Personal Life & Legacy
Joe had children with Florence Smith, whom he married in September 1963, and a woman identified only as ‘Rosetta’, with whom he had two children.
Joe’s marriage with Florence ended in 1985. Frazier had a total of 11 children, out of which son Marvis and daughter Jacqui Frazier-Lyde became professional boxers.
At the time of his death on November 7, 2011, due to liver cancer, he was survived by Denise Menz, his partner of 40 years, and 11 children.
A bad fall after being chased by the family’s hog injured his left arm seriously. Not being able to afford treatment, the arm was left to heal by itself, however, Joe was never thereafter able to fully straighten that arm.
Frazier, got his nickname ‘Smokin’ Joe,’ from his trainer who would say “Go out there goddammit and make smoke come from those gloves.”
The bob-and-weave technique that he was famous for was developed to overcome his height disadvantage by his trainer, Eddie Futch.
He acted as a special referee for the 1984 ‘NWA World Heavyweight Championship’ match between Dusty Rhodes and Ric Flair
Frazier appeared in ‘Champion Forever’, a sports documentary along with Ali, Foreman, Holmes, and Norton.
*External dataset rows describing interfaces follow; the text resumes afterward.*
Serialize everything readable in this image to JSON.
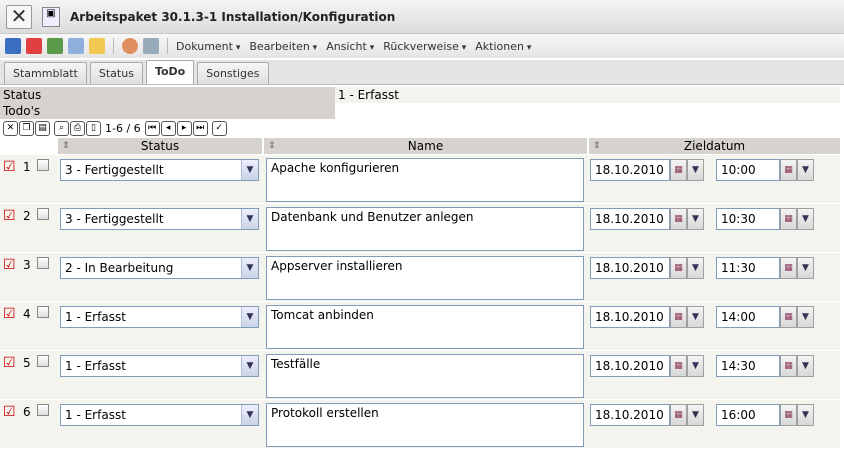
{
  "window": {
    "title": "Arbeitspaket 30.1.3-1 Installation/Konfiguration"
  },
  "toolbar": {
    "menus": [
      "Dokument",
      "Bearbeiten",
      "Ansicht",
      "Rückverweise",
      "Aktionen"
    ]
  },
  "tabs": [
    {
      "label": "Stammblatt"
    },
    {
      "label": "Status"
    },
    {
      "label": "ToDo",
      "active": true
    },
    {
      "label": "Sonstiges"
    }
  ],
  "fields": {
    "status_label": "Status",
    "status_value": "1 - Erfasst",
    "todos_label": "Todo's"
  },
  "nav": {
    "range": "1-6 / 6"
  },
  "columns": {
    "status": "Status",
    "name": "Name",
    "date": "Zieldatum"
  },
  "rows": [
    {
      "num": "1",
      "status": "3 - Fertiggestellt",
      "name": "Apache konfigurieren",
      "date": "18.10.2010",
      "time": "10:00"
    },
    {
      "num": "2",
      "status": "3 - Fertiggestellt",
      "name": "Datenbank und Benutzer anlegen",
      "date": "18.10.2010",
      "time": "10:30"
    },
    {
      "num": "3",
      "status": "2 - In Bearbeitung",
      "name": "Appserver installieren",
      "date": "18.10.2010",
      "time": "11:30"
    },
    {
      "num": "4",
      "status": "1 - Erfasst",
      "name": "Tomcat anbinden",
      "date": "18.10.2010",
      "time": "14:00"
    },
    {
      "num": "5",
      "status": "1 - Erfasst",
      "name": "Testfälle",
      "date": "18.10.2010",
      "time": "14:30"
    },
    {
      "num": "6",
      "status": "1 - Erfasst",
      "name": "Protokoll erstellen",
      "date": "18.10.2010",
      "time": "16:00"
    }
  ]
}
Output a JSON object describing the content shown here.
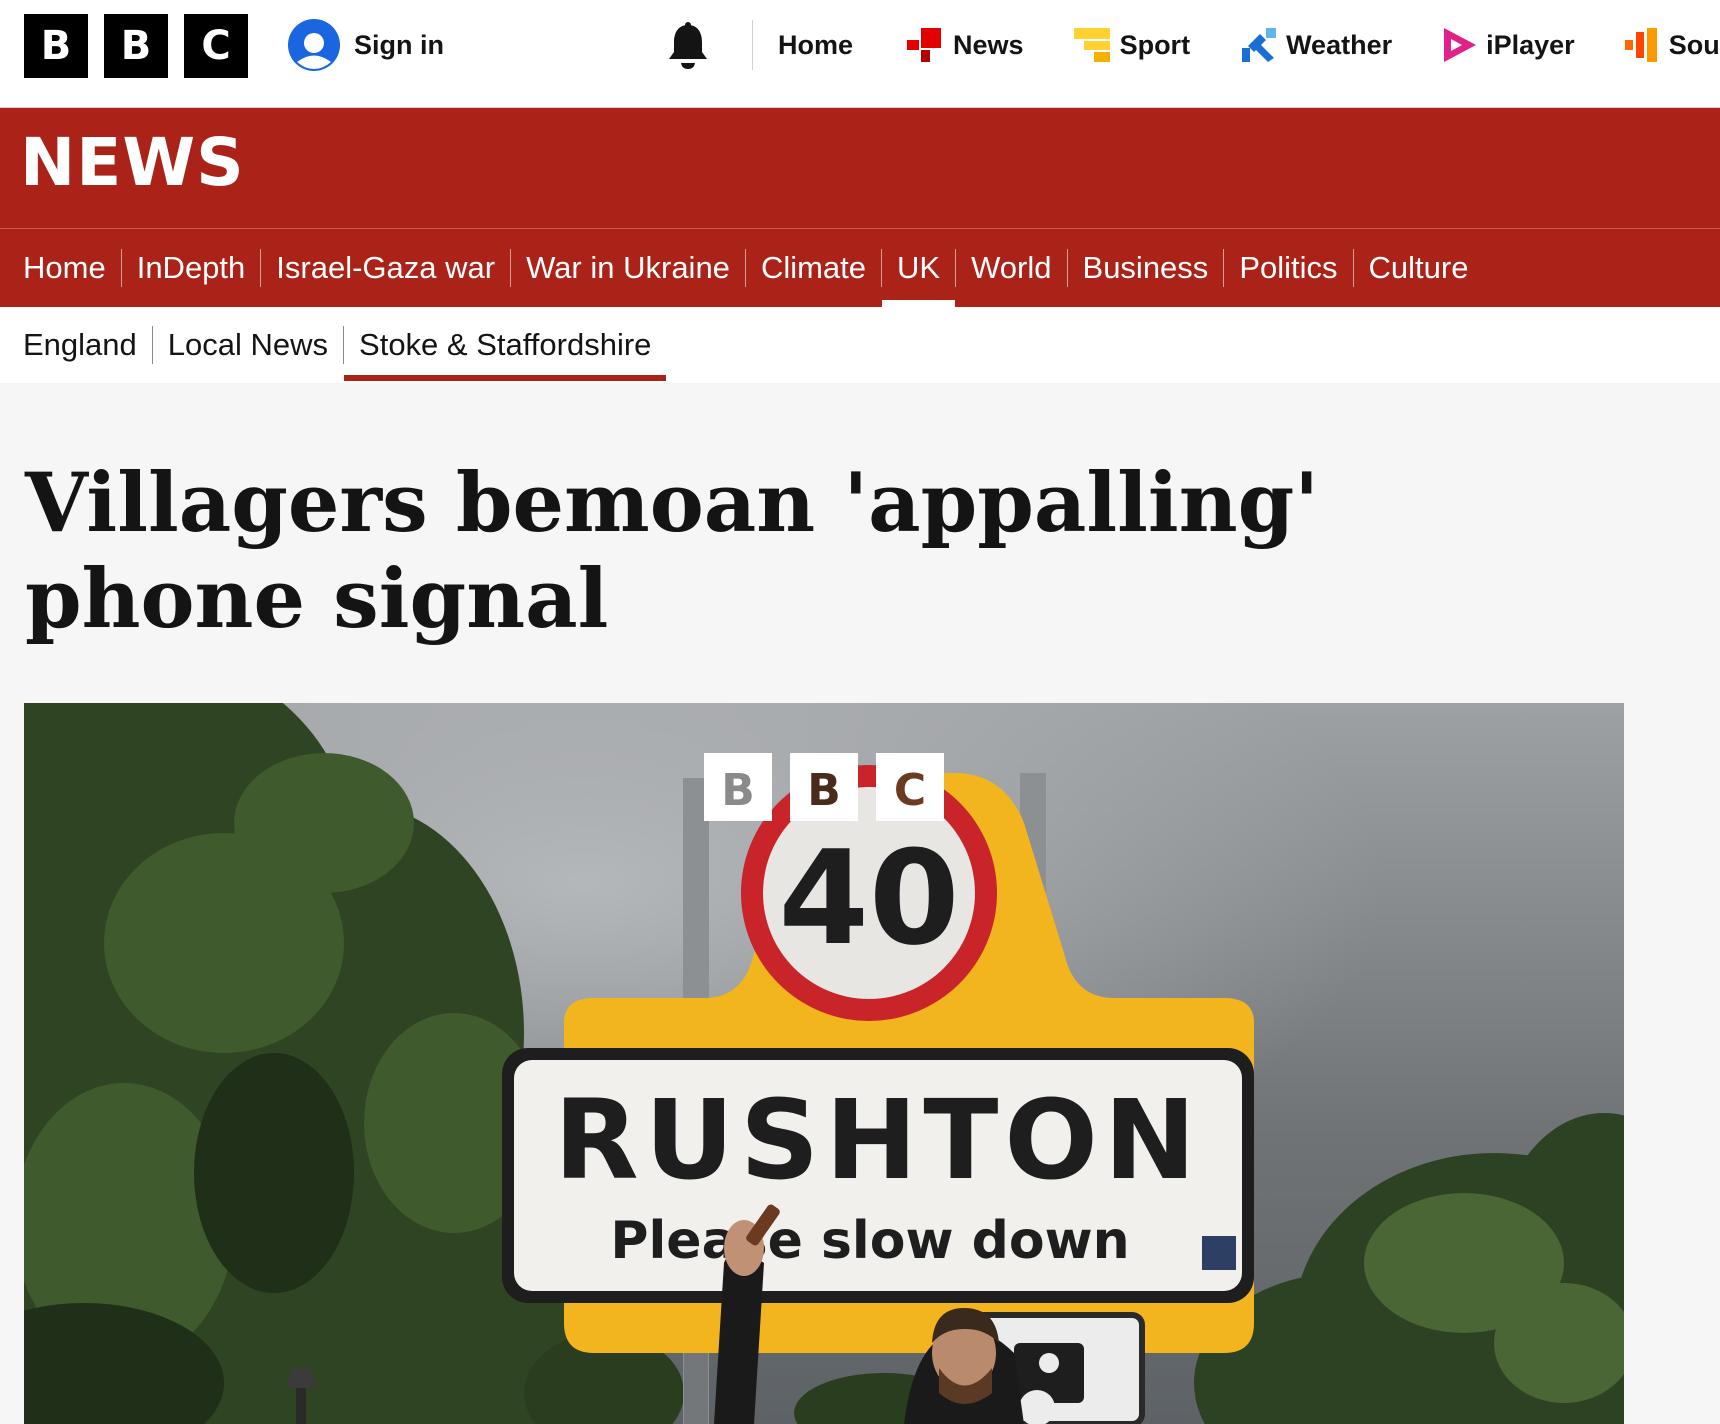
{
  "brand": {
    "letters": [
      "B",
      "B",
      "C"
    ]
  },
  "account": {
    "signin_label": "Sign in"
  },
  "topnav": [
    {
      "label": "Home",
      "icon": ""
    },
    {
      "label": "News",
      "icon": "news-icon",
      "color": "#e50000"
    },
    {
      "label": "Sport",
      "icon": "sport-icon",
      "color": "#ffd230"
    },
    {
      "label": "Weather",
      "icon": "weather-icon",
      "color": "#1a6fd6"
    },
    {
      "label": "iPlayer",
      "icon": "iplayer-icon",
      "color": "#e0218a"
    },
    {
      "label": "Sou",
      "icon": "sounds-icon",
      "color": "#ff6600"
    }
  ],
  "masthead": {
    "title": "NEWS"
  },
  "section_nav": [
    {
      "label": "Home",
      "active": false
    },
    {
      "label": "InDepth",
      "active": false
    },
    {
      "label": "Israel-Gaza war",
      "active": false
    },
    {
      "label": "War in Ukraine",
      "active": false
    },
    {
      "label": "Climate",
      "active": false
    },
    {
      "label": "UK",
      "active": true
    },
    {
      "label": "World",
      "active": false
    },
    {
      "label": "Business",
      "active": false
    },
    {
      "label": "Politics",
      "active": false
    },
    {
      "label": "Culture",
      "active": false
    }
  ],
  "sub_nav": [
    {
      "label": "England",
      "active": false
    },
    {
      "label": "Local News",
      "active": false
    },
    {
      "label": "Stoke & Staffordshire",
      "active": true
    }
  ],
  "article": {
    "headline": "Villagers bemoan 'appalling' phone signal",
    "image": {
      "watermark": [
        "B",
        "B",
        "C"
      ],
      "speed_limit": "40",
      "village_name": "RUSHTON",
      "sign_message": "Please slow down"
    }
  },
  "colors": {
    "news_red": "#ab2218",
    "text": "#141414",
    "background": "#f6f6f6"
  }
}
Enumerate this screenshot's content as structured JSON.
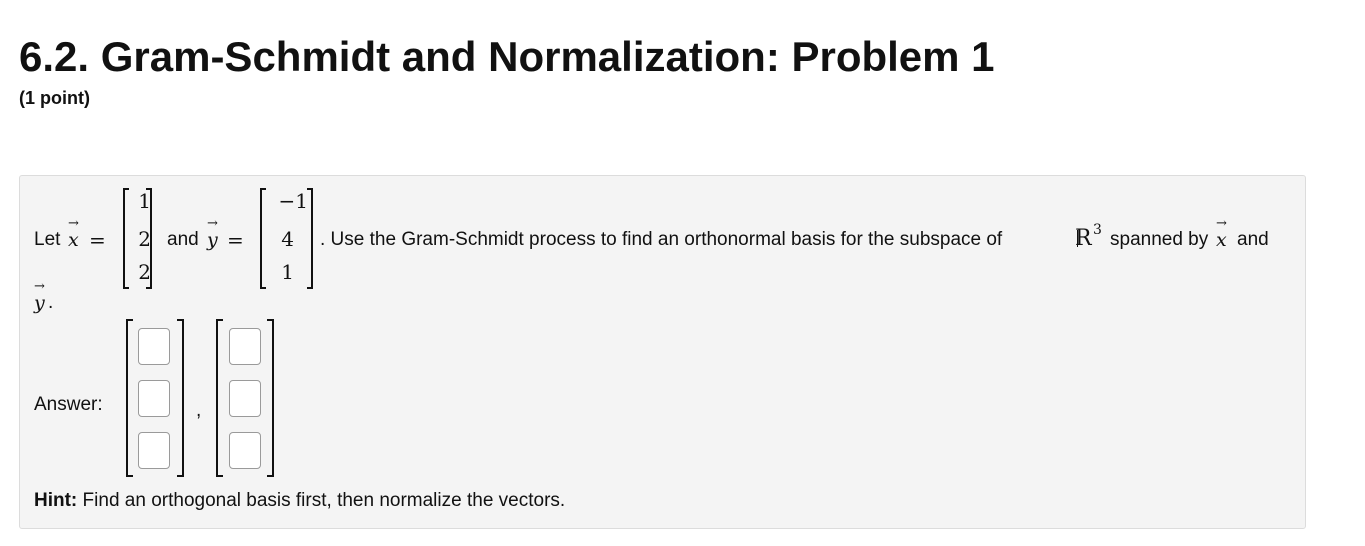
{
  "header": {
    "title": "6.2. Gram-Schmidt and Normalization: Problem 1",
    "points": "(1 point)"
  },
  "problem": {
    "let": "Let",
    "x_var": "x",
    "y_var": "y",
    "arrow": "→",
    "equals": "=",
    "and": "and",
    "x_vector": [
      "1",
      "2",
      "2"
    ],
    "y_vector": [
      "−1",
      "4",
      "1"
    ],
    "sentence_part1": ". Use the Gram-Schmidt process to find an orthonormal basis for the subspace of",
    "space_symbol": "R",
    "space_exponent": "3",
    "sentence_part2": "spanned by",
    "sentence_and": "and",
    "period": "."
  },
  "answer": {
    "label": "Answer:",
    "separator": ",",
    "vector1": [
      "",
      "",
      ""
    ],
    "vector2": [
      "",
      "",
      ""
    ]
  },
  "hint": {
    "label": "Hint:",
    "text": "Find an orthogonal basis first, then normalize the vectors."
  }
}
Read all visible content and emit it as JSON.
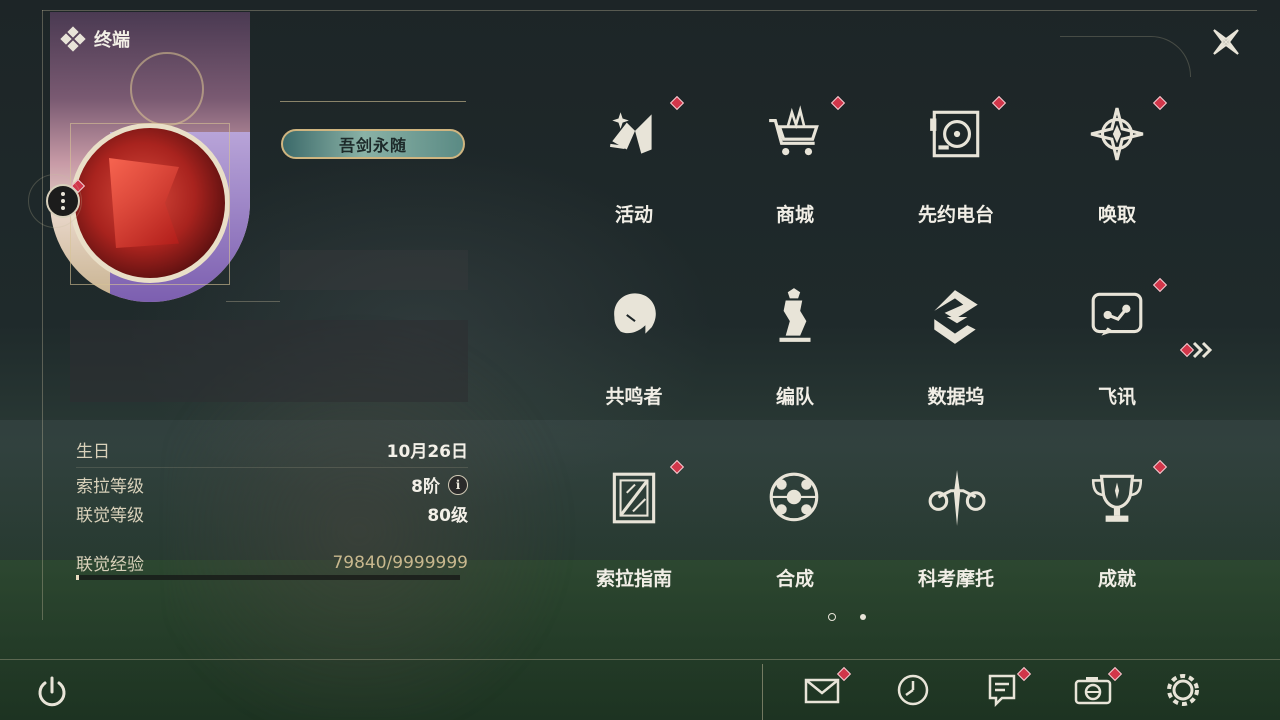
{
  "header": {
    "title": "终端"
  },
  "profile": {
    "title_plate": "吾剑永随"
  },
  "stats": {
    "birthday_label": "生日",
    "birthday_value": "10月26日",
    "sola_level_label": "索拉等级",
    "sola_level_value": "8阶",
    "union_level_label": "联觉等级",
    "union_level_value": "80级",
    "union_exp_label": "联觉经验",
    "union_exp_value": "79840/9999999",
    "union_exp_progress": 0.008
  },
  "menu": {
    "items": [
      {
        "label": "活动",
        "icon": "event-icon",
        "badge": true
      },
      {
        "label": "商城",
        "icon": "shop-icon",
        "badge": true
      },
      {
        "label": "先约电台",
        "icon": "radio-icon",
        "badge": true
      },
      {
        "label": "唤取",
        "icon": "convene-icon",
        "badge": true
      },
      {
        "label": "共鸣者",
        "icon": "resonator-icon",
        "badge": false
      },
      {
        "label": "编队",
        "icon": "team-icon",
        "badge": false
      },
      {
        "label": "数据坞",
        "icon": "data-bank-icon",
        "badge": false
      },
      {
        "label": "飞讯",
        "icon": "message-icon",
        "badge": true
      },
      {
        "label": "索拉指南",
        "icon": "guidebook-icon",
        "badge": true
      },
      {
        "label": "合成",
        "icon": "synthesis-icon",
        "badge": false
      },
      {
        "label": "科考摩托",
        "icon": "motorcycle-icon",
        "badge": false
      },
      {
        "label": "成就",
        "icon": "achievement-icon",
        "badge": true
      }
    ],
    "page": 1,
    "page_count": 2
  },
  "bottom_bar": {
    "icons": [
      "power-icon",
      "mail-icon",
      "clock-icon",
      "notice-icon",
      "camera-icon",
      "settings-icon"
    ]
  },
  "colors": {
    "badge": "#d2364a",
    "text": "#f1eee6",
    "accent_gold": "#cfb580"
  }
}
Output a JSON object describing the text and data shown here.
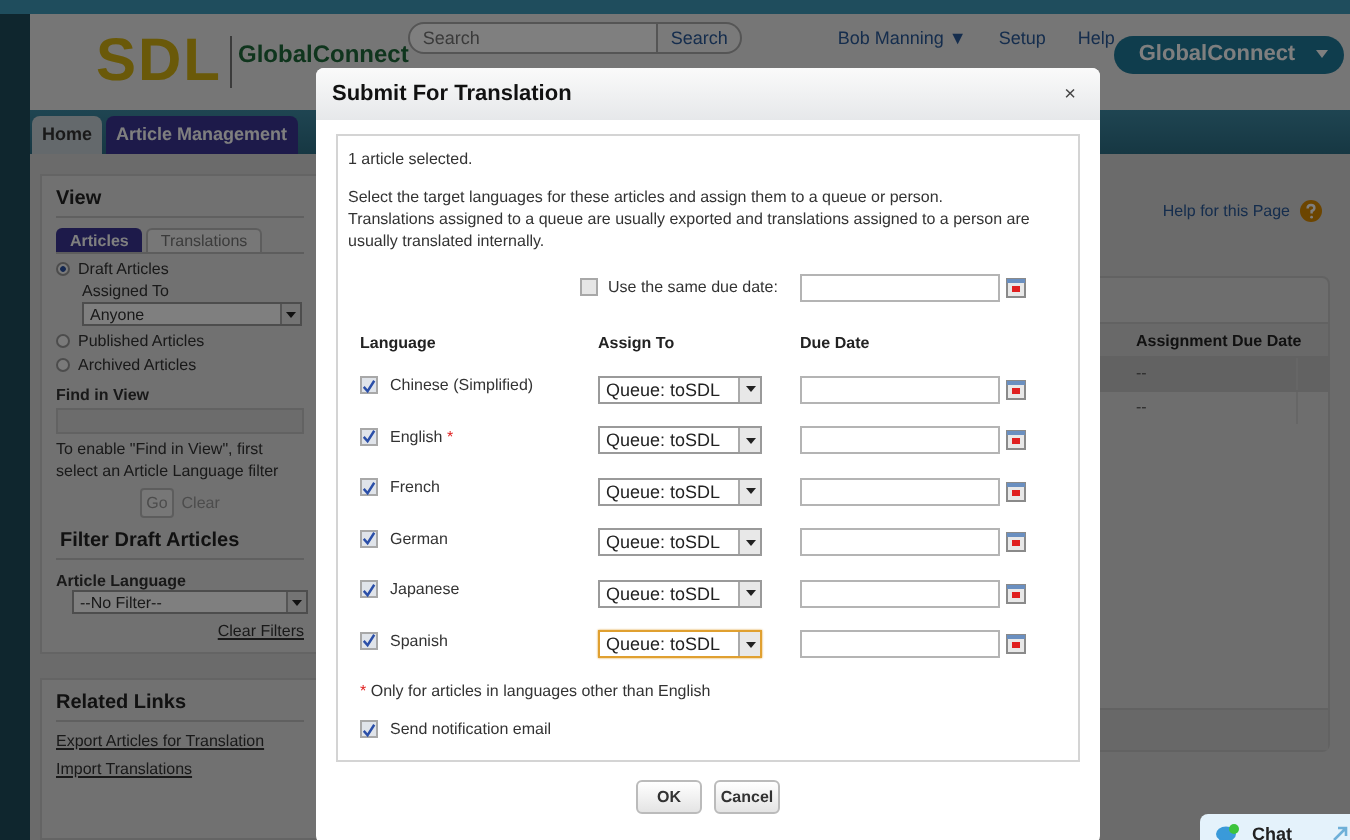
{
  "header": {
    "logo_mark": "SDL",
    "logo_text": "GlobalConnect",
    "search": {
      "placeholder": "Search"
    },
    "search_button": "Search",
    "user_menu": "Bob Manning",
    "user_menu_arrow": "▼",
    "links": [
      "Setup",
      "Help"
    ],
    "app_button": "GlobalConnect"
  },
  "tabs": [
    {
      "label": "Home",
      "selected": false
    },
    {
      "label": "Article Management",
      "selected": true
    }
  ],
  "view_panel": {
    "title": "View",
    "tabs": [
      {
        "label": "Articles",
        "selected": true
      },
      {
        "label": "Translations",
        "selected": false
      }
    ],
    "options": [
      {
        "label": "Draft Articles",
        "selected": true,
        "assigned_to": {
          "label": "Assigned To",
          "value": "Anyone"
        }
      },
      {
        "label": "Published Articles",
        "selected": false
      },
      {
        "label": "Archived Articles",
        "selected": false
      }
    ],
    "find_label": "Find in View",
    "find_hint": "To enable \"Find in View\", first select an Article Language filter",
    "go_button": {
      "label": "Go",
      "disabled": true
    },
    "clear_button": {
      "label": "Clear",
      "disabled": true
    }
  },
  "filter_panel": {
    "title": "Filter Draft Articles",
    "language_label": "Article Language",
    "language": "--No Filter--",
    "clear_filters": "Clear Filters"
  },
  "related_links": {
    "title": "Related Links",
    "links": [
      "Export Articles for Translation",
      "Import Translations"
    ]
  },
  "help_link": "Help for this Page",
  "table": {
    "columns": [
      "Assignment Due Date"
    ],
    "rows": [
      [
        "--"
      ],
      [
        "--"
      ]
    ]
  },
  "dialog": {
    "title": "Submit For Translation",
    "close": "×",
    "selected_count": "1 article selected.",
    "instructions": [
      "Select the target languages for these articles and assign them to a queue or person.",
      "Translations assigned to a queue are usually exported and translations assigned to a person are usually translated internally."
    ],
    "same_due_date": {
      "label": "Use the same due date:",
      "checked": false
    },
    "columns": [
      "Language",
      "Assign To",
      "Due Date"
    ],
    "languages": [
      {
        "name": "Chinese (Simplified)",
        "checked": true,
        "footnote": false,
        "assign_to": "Queue: toSDL",
        "focused": false
      },
      {
        "name": "English",
        "checked": true,
        "footnote": true,
        "assign_to": "Queue: toSDL",
        "focused": false
      },
      {
        "name": "French",
        "checked": true,
        "footnote": false,
        "assign_to": "Queue: toSDL",
        "focused": false
      },
      {
        "name": "German",
        "checked": true,
        "footnote": false,
        "assign_to": "Queue: toSDL",
        "focused": false
      },
      {
        "name": "Japanese",
        "checked": true,
        "footnote": false,
        "assign_to": "Queue: toSDL",
        "focused": false
      },
      {
        "name": "Spanish",
        "checked": true,
        "footnote": false,
        "assign_to": "Queue: toSDL",
        "focused": true
      }
    ],
    "footnote_mark": "*",
    "footnote": "Only for articles in languages other than English",
    "notify": {
      "label": "Send notification email",
      "checked": true
    },
    "buttons": [
      "OK",
      "Cancel"
    ]
  },
  "chat": {
    "label": "Chat"
  }
}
Joe Frazier authored ‘Smokin Joe’, his autobiography and ‘Box like a Pros’, a book on boxing history, rules, and technique.